Each entry must appear again exactly as it does in the source.

(Collected data)
━━━━━━━━━━━━━━━━━━━━━━━━━━━━━━

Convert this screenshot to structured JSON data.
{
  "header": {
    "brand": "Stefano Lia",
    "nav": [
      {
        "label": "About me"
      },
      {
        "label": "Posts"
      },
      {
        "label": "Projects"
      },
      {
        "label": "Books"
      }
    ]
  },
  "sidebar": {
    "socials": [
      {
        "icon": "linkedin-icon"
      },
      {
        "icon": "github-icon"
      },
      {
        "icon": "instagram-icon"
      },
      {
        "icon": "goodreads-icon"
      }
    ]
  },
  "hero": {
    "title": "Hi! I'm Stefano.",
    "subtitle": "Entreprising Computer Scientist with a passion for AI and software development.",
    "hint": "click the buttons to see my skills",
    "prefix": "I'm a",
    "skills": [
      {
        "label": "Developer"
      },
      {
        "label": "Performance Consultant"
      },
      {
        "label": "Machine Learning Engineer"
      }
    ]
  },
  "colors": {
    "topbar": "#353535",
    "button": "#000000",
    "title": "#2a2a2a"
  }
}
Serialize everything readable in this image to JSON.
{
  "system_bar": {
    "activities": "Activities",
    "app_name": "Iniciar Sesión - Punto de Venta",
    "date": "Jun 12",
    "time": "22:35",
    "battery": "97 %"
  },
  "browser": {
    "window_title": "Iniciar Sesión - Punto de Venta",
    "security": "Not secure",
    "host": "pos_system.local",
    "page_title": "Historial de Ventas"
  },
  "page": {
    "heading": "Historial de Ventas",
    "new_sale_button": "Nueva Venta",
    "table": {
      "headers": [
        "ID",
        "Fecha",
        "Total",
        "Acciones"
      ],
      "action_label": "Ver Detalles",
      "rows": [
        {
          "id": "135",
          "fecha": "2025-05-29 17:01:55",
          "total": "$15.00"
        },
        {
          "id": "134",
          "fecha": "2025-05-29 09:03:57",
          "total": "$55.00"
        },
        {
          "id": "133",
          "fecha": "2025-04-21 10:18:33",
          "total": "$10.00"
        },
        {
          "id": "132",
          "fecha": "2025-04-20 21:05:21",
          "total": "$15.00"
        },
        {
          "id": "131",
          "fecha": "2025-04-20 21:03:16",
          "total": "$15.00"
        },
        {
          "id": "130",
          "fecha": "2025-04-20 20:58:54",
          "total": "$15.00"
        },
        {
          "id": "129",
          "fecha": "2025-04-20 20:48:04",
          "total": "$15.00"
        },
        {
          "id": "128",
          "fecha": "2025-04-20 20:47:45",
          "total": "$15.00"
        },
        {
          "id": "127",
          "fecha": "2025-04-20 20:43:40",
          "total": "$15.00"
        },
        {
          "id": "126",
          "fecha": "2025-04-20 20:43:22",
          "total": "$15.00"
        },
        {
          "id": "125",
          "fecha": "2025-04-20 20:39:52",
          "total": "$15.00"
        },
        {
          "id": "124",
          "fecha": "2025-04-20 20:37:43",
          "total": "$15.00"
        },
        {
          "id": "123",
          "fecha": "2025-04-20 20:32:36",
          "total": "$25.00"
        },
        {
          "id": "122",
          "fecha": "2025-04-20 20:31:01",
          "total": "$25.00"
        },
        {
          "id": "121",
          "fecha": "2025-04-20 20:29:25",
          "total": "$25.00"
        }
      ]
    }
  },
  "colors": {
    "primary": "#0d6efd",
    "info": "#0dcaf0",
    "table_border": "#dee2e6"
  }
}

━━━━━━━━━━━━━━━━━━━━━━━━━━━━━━

ANSWER SECTION
Convert this screenshot to structured JSON data.
{
  "header": {
    "brand": "Stefano Lia",
    "nav": [
      {
        "label": "About me"
      },
      {
        "label": "Posts"
      },
      {
        "label": "Projects"
      },
      {
        "label": "Books"
      }
    ]
  },
  "sidebar": {
    "socials": [
      {
        "icon": "linkedin-icon"
      },
      {
        "icon": "github-icon"
      },
      {
        "icon": "instagram-icon"
      },
      {
        "icon": "goodreads-icon"
      }
    ]
  },
  "hero": {
    "title": "Hi! I'm Stefano.",
    "subtitle": "Entreprising Computer Scientist with a passion for AI and software development.",
    "hint": "click the buttons to see my skills",
    "prefix": "I'm a",
    "skills": [
      {
        "label": "Developer"
      },
      {
        "label": "Performance Consultant"
      },
      {
        "label": "Machine Learning Engineer"
      }
    ]
  },
  "colors": {
    "topbar": "#353535",
    "button": "#000000",
    "title": "#2a2a2a"
  }
}
Serialize everything readable in this image to JSON.
{
  "system_bar": {
    "activities": "Activities",
    "app_name": "Iniciar Sesión - Punto de Venta",
    "date": "Jun 12",
    "time": "22:35",
    "battery": "97 %"
  },
  "browser": {
    "window_title": "Iniciar Sesión - Punto de Venta",
    "security": "Not secure",
    "host": "pos_system.local",
    "page_title": "Historial de Ventas"
  },
  "page": {
    "heading": "Historial de Ventas",
    "new_sale_button": "Nueva Venta",
    "table": {
      "headers": [
        "ID",
        "Fecha",
        "Total",
        "Acciones"
      ],
      "action_label": "Ver Detalles",
      "rows": [
        {
          "id": "135",
          "fecha": "2025-05-29 17:01:55",
          "total": "$15.00"
        },
        {
          "id": "134",
          "fecha": "2025-05-29 09:03:57",
          "total": "$55.00"
        },
        {
          "id": "133",
          "fecha": "2025-04-21 10:18:33",
          "total": "$10.00"
        },
        {
          "id": "132",
          "fecha": "2025-04-20 21:05:21",
          "total": "$15.00"
        },
        {
          "id": "131",
          "fecha": "2025-04-20 21:03:16",
          "total": "$15.00"
        },
        {
          "id": "130",
          "fecha": "2025-04-20 20:58:54",
          "total": "$15.00"
        },
        {
          "id": "129",
          "fecha": "2025-04-20 20:48:04",
          "total": "$15.00"
        },
        {
          "id": "128",
          "fecha": "2025-04-20 20:47:45",
          "total": "$15.00"
        },
        {
          "id": "127",
          "fecha": "2025-04-20 20:43:40",
          "total": "$15.00"
        },
        {
          "id": "126",
          "fecha": "2025-04-20 20:43:22",
          "total": "$15.00"
        },
        {
          "id": "125",
          "fecha": "2025-04-20 20:39:52",
          "total": "$15.00"
        },
        {
          "id": "124",
          "fecha": "2025-04-20 20:37:43",
          "total": "$15.00"
        },
        {
          "id": "123",
          "fecha": "2025-04-20 20:32:36",
          "total": "$25.00"
        },
        {
          "id": "122",
          "fecha": "2025-04-20 20:31:01",
          "total": "$25.00"
        },
        {
          "id": "121",
          "fecha": "2025-04-20 20:29:25",
          "total": "$25.00"
        }
      ]
    }
  },
  "colors": {
    "primary": "#0d6efd",
    "info": "#0dcaf0",
    "table_border": "#dee2e6"
  }
}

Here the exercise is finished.